sional—played jazz, but she played it like a concert artist. Her maiden name was Alicia Castle. That's the name she played under—"
"I knew, of course, who Alicia Castle had been—who doesn't?—and I thought immediately that I had the whole story. Loving husband—wife, fine pianist, dies—husband can no longer bear to hear piano music as he had heard it so many times in his home, soft and loud, fragmentary bits, practising, the human side of music that's somehow missing on a record or over the radio. 'Poor devil,' I thought
"I felt sympathetic, all right. The feeling of intimacy the drinks had built up—and then this confession Pierce had made, that had so dramatically and poignantly explained his peculiar phobia. I tried to be as delicate as possible in my sympathy. I looked down at my hands and murmured, 'She was a wonderful pianist wasn't she? I remember; she always played Dancing in the Wind at the start and finish of her radio programs. And she was your wife—!'
"He didn't seem to be listening. He just sat there across from me, right where you're sitting now, and, like me, he kept looking down at his hands. Only his hands were trembling violently. After a moment he muttered, and his voice was so savage that I almost jumped, 'Dancing in the Wind! God, how I loathe that piece!'
"I didn't say anything; I was afraid to. And in a minute or two he started up again, and the words just poured out of him.
"'Hell, Chambers!' he babbled, with the most peculiar, pitiful eagerness, 'ghosts don't exist! They just don't exist, and that's all there is to it. Especially ghosts that don't do anything but just play piano!'
"He reached for the bottle of Scotch, poured himself a good six ounces, tossed it off in one sobbing gulp that didn't even jar him. He went on talking—raving maybe's the better word.
"'It's been like that ever since the night she died. Piano playing. Her piano playing. I can't mistake it; I know her touch, her style of playing, the licks she used that nobody else can imitate, like I know my own face. It's her playing. Nobody else. It's unmistakable, unmistakable, I tell you! And it's been going on ever since the night she died. Whenever I get near a piano, sooner or later I hear her playing. Not all the time; sometimes she plays only one piece, or just part of a piece, and then stops, as though she's been—called away. Dancing in the Wind, she plays a lot. She had a special arrangement of it. And—nobody else can hear her. Nobody else can hear her playing. Only me.
"'It can't be. Such a thing can't be. There aren't ghosts. There can't be ghosts. But when I get near a piano, sooner or later I hear her ghost playing.

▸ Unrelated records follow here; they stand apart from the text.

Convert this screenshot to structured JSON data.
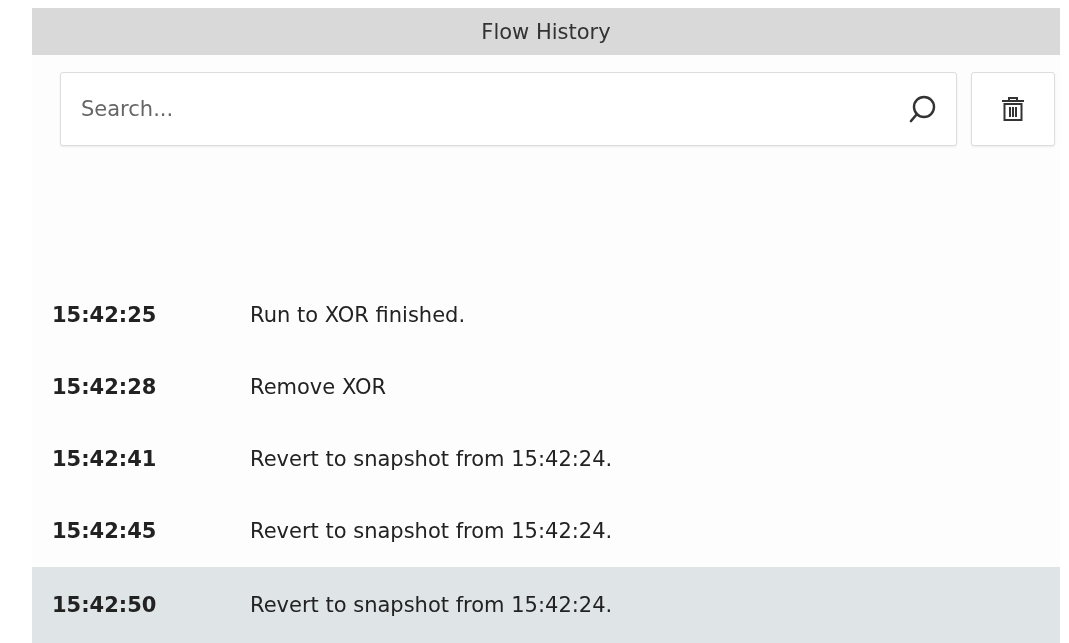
{
  "panel": {
    "title": "Flow History"
  },
  "search": {
    "placeholder": "Search..."
  },
  "entries": [
    {
      "time": "15:42:25",
      "message": "Run to XOR finished.",
      "selected": false
    },
    {
      "time": "15:42:28",
      "message": "Remove XOR",
      "selected": false
    },
    {
      "time": "15:42:41",
      "message": "Revert to snapshot from 15:42:24.",
      "selected": false
    },
    {
      "time": "15:42:45",
      "message": "Revert to snapshot from 15:42:24.",
      "selected": false
    },
    {
      "time": "15:42:50",
      "message": "Revert to snapshot from 15:42:24.",
      "selected": true
    }
  ]
}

The night she died I heard her first, playing on the big grand downstairs in the living room. I went down—but before I got downstairs the music stopped. The room was empty—nobody there. But Lucas—he was our butler then—was outside, in the foyer. I asked him who'd been playing the piano in the living room, and he said, "Nobody, Mr. Pierce. I haven't heard a sound from the living room all evening." So I went upstairs again. Twice more that night I heard it—the sound of her playing—and both times nobody else heard it—nobody but me. I asked; I know. The servants were beginning to look at me as though they thought I was queer; I knew they were beginning to talk among themselves. So I shut up—just watched them, watched the people in the house, the friends and relatives who were dropping in all the time to pay their condolences.
"'Three or four times the next day I heard her playing. Each time I was in the living room—and each time other